I am a white cisgender man. I can unlock my phone, log in to my bank account and quickly go through the border patrol checkpoints with my face with an accuracy of 98 percent.

Facial recognition software is ideal for people who look like me. Of course, I still face the same existential dangers as everyone else: in the United States and China we live in a state of total vigilance. The police can track us without a court order and put us into categories and groups as "dissident" or "anti-police", without even investigating us. If I show my face in public, they are probably following me. But that doesn't make me special.

What makes me special is that I look like a white man. My beard, short hair and other features remind facial recognition software that I am the "default" when it comes to how AI classifies people. If I were black, brown, a woman, transgender or non-binary, "AI" would have difficulties or not identify me. And, in this domain, that means that cutting-edge technology from Microsoft, Amazon, IBM and others inherently discriminates against anyone who doesn't look like me.

Unfortunately, advocates of facial recognition often do not see this as a problem. Scientists at the University of Boulder in Colorado recently conducted a study to show how badly AI performs when trying to recognize the faces of transgender and non-binary people.

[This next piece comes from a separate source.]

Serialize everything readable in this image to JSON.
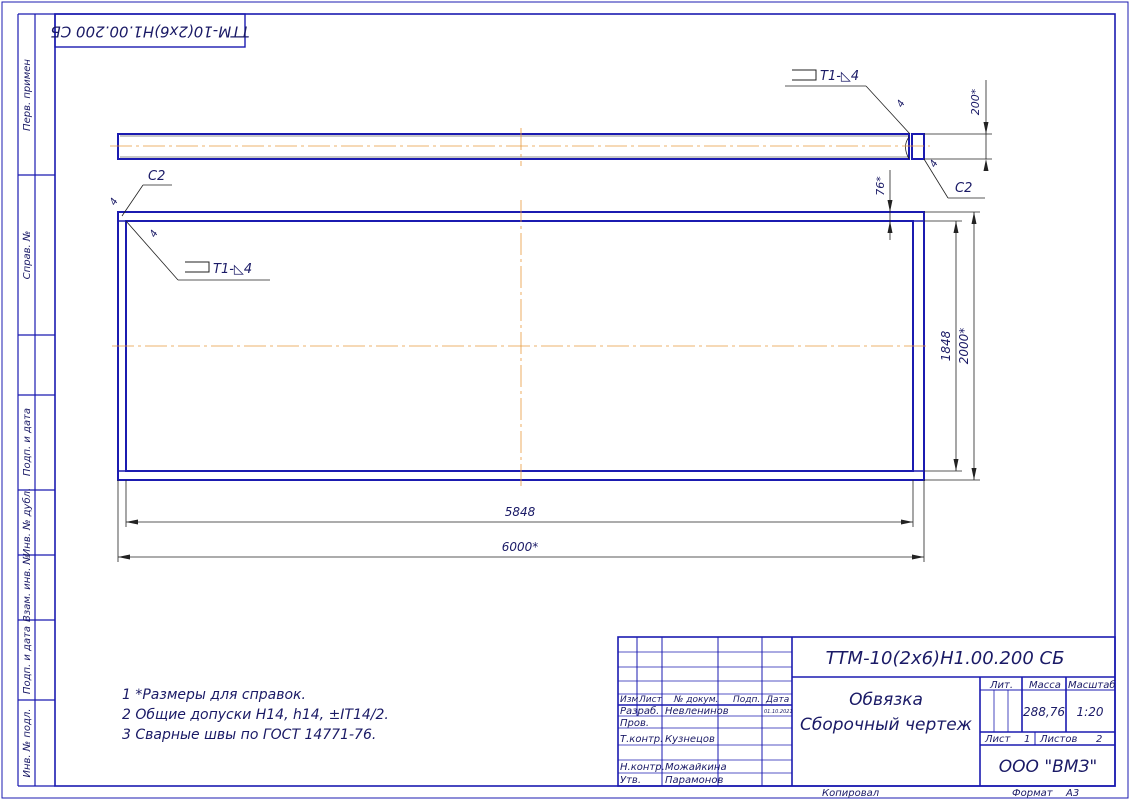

This is a problem that has been framed as horrible by people who believe that AI should work for everyone, and "is not a problem" by those who think only in unnatural binary terms.